The Great Debate

Since Snus first appeared in the U.S. in 2007, debate emerged about whether it should be promoted for smokers who cannot or will not quit to switch to a "less harmful" tobacco product. Supporters of this approach reference Sweden's experience as evidence of Snus as a viable tool to decrease smoking-related adverse health outcomes.

Although moist snuff has been in Sweden for hundreds of years, Snus was first introduced in the 1980s as a "tobacco-derived nicotine replacement product." It has since become an acceptable and attractive alternative to cigarettes and has been credited for Sweden's dramatic decreases in smoking rates over the past several decades. Men in Sweden experienced a 25% reduction in daily smoking rates between 1976 and 2002. The reduction is often attributed to widespread use of Snus among men - about 20% of the entire Swedish male population use Snus and 30% of male former smokers reported using Snus to quit smoking.

While the Swedish experience offers compelling evidence of a positive impact at the population level, opponents of the Snus debate argue that the experience in America will be much different. In Sweden, Snus is a highly regulated product, subject to tight controls during the manufacturing, shipping and storing processes. Manufacturers have to follow quality standards which set the maximum allowable level of certain ingredients, like tobacco-specific nitrosamines (TSNAs), considered the most dangerous carcinogens commonly found in tobacco products. Because of this regulation, consumers in Sweden know exactly how products are manufactured and what ingredients were used.

In the United States, regulations on tobacco products are not as strong. Tobacco giants, like Philip Morris (PM) and R.J. Reynolds (RJR), have vigorously fought all efforts to increase regulation on their products or require product information disclosure.

America isn't Sweden

Since PM and RJR are not required to disclose product information, laboratory analysis is necessary to determine the content of their products. Of particular interest to researchers are the levels of TSNA and nicotine (which signifies a product's addictive potential). Comparing the American products to the Swedish ones, the average amount of TSNAs are comparable, but the average level of nicotine in the American products is significantly lower than Swedish Snus. While these data may appear promising, a closer examination shows an alarming degree of variation among the American products, even within the same brand (see table 1).

The low levels of nicotine are of interest to researchers, who are trying to figure out why the levels are so low in the Marlboro and Skoal brands.
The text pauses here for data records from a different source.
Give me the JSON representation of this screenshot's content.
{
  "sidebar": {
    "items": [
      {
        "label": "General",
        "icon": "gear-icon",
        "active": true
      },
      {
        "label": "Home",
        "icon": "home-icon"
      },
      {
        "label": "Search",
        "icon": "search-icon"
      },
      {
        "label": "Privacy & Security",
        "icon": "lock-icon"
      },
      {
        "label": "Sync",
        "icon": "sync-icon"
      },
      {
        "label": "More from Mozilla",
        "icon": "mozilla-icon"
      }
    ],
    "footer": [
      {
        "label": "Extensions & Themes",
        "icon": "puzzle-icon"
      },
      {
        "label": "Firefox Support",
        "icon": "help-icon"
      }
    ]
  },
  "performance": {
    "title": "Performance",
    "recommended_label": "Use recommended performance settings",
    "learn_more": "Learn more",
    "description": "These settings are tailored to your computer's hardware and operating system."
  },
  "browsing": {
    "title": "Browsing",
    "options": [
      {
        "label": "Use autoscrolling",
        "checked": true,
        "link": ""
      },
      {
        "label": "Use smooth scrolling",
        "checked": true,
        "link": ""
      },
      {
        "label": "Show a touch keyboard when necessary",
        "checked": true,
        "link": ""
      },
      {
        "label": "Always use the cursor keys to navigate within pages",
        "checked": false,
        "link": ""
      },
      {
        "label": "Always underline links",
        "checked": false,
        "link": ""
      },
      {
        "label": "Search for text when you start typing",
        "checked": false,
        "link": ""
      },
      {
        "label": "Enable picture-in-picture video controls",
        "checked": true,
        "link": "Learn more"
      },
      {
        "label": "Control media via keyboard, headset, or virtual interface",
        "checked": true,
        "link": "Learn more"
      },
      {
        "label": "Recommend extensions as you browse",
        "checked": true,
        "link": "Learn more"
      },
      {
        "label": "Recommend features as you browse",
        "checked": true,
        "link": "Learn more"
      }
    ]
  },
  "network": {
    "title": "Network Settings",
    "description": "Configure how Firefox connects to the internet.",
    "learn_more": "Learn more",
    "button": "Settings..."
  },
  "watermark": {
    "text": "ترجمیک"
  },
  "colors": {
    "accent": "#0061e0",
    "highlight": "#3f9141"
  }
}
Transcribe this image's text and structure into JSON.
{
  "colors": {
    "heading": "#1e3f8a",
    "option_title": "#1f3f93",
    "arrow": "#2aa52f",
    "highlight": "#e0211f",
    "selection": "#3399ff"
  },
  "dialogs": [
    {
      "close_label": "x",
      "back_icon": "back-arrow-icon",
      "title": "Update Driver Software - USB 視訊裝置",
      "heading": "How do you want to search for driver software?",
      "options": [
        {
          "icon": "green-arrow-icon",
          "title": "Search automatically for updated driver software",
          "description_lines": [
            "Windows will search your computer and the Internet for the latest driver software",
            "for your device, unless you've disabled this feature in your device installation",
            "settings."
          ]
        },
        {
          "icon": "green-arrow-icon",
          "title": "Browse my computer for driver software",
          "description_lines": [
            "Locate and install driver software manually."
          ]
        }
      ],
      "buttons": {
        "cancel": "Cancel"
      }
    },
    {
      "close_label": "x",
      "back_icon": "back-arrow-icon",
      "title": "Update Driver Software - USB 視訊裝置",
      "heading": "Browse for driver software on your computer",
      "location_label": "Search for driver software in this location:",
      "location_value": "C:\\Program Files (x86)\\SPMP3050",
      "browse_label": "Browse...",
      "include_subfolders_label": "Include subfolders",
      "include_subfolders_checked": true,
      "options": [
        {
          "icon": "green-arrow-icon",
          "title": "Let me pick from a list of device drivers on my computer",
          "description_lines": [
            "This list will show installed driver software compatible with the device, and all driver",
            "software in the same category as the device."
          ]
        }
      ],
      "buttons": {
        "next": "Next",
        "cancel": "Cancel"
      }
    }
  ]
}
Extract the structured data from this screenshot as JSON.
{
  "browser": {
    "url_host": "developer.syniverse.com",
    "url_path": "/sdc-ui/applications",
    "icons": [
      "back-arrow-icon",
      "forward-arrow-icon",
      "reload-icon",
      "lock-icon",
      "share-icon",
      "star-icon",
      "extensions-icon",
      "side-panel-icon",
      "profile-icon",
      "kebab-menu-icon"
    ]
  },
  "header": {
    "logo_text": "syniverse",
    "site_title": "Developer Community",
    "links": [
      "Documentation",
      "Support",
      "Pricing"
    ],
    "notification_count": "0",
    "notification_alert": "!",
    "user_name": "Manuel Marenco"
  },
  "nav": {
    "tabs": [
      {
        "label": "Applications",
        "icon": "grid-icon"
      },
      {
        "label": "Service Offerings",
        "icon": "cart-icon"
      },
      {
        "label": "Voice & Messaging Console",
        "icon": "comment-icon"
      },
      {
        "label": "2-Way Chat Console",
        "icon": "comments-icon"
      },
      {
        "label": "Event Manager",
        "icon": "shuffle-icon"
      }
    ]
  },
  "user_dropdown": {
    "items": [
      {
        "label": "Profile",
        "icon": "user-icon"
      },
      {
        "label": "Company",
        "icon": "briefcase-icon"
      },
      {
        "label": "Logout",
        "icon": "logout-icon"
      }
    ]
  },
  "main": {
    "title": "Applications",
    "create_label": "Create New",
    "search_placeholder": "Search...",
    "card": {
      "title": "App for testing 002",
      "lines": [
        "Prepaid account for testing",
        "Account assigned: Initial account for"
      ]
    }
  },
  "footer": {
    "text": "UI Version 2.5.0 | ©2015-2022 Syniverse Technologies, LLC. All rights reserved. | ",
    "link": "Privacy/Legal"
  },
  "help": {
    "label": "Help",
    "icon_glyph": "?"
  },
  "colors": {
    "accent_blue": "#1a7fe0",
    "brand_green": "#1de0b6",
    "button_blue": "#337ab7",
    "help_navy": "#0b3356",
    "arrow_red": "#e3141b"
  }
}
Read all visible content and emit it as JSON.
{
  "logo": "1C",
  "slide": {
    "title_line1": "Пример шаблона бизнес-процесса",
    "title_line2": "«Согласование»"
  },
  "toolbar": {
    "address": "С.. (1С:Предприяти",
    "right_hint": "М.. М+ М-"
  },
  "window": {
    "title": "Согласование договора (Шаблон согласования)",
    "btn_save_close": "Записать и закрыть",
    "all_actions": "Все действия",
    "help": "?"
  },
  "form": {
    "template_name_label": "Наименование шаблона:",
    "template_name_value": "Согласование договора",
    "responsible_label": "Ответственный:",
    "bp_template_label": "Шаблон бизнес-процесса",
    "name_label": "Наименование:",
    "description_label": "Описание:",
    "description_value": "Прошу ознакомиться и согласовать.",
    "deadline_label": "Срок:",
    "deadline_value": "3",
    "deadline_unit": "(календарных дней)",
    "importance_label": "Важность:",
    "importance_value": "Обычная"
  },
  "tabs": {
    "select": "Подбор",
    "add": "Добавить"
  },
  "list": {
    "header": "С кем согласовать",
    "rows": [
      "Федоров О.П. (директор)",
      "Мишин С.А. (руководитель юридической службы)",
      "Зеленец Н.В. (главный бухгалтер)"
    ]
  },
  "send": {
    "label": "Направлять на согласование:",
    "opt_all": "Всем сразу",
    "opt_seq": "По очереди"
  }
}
One emerging theory is that the low nicotine levels (and the accompanying marketing strategies) make them more effective as a "gateway product," a way to get young people to start using the products, who eventually will graduate onto products with higher nicotine content to satisfy their addiction.

The relatively high nicotine levels in the Camel products mirror those of Swedish brands, which deliver about the same amount of nicotine as a cigarette. Researchers are equally interested in this finding because Camel heavily markets and promotes dual use of their products, encouraging smokers to use Snus when they cannot smoke. This differs from Sweden where Snus is used as a permanent replacement for cigarettes. Either way, American tobacco companies are using Snus to recruit new customers and to keep existing ones using their more harmful products.

One for the history books

Many tobacco control experts in the U.S. recognize that switching from cigarettes to Snus reduces individual risk, but they are unconvinced of the potential of great impact at the population level. This cynicism is rooted in Big Tobacco's long history of being misleading and even deceitful. Given the history of these companies and their primary profit motive, it would be naive to believe that RJR and PM are introducing these products to help people stop smoking.

The potential for snus to undermine current effective tobacco control efforts by legitimizing the tobacco industry, attracting new users, and keeping existing tobacco users from quitting must be carefully addressed before snus should be used in harm reduction.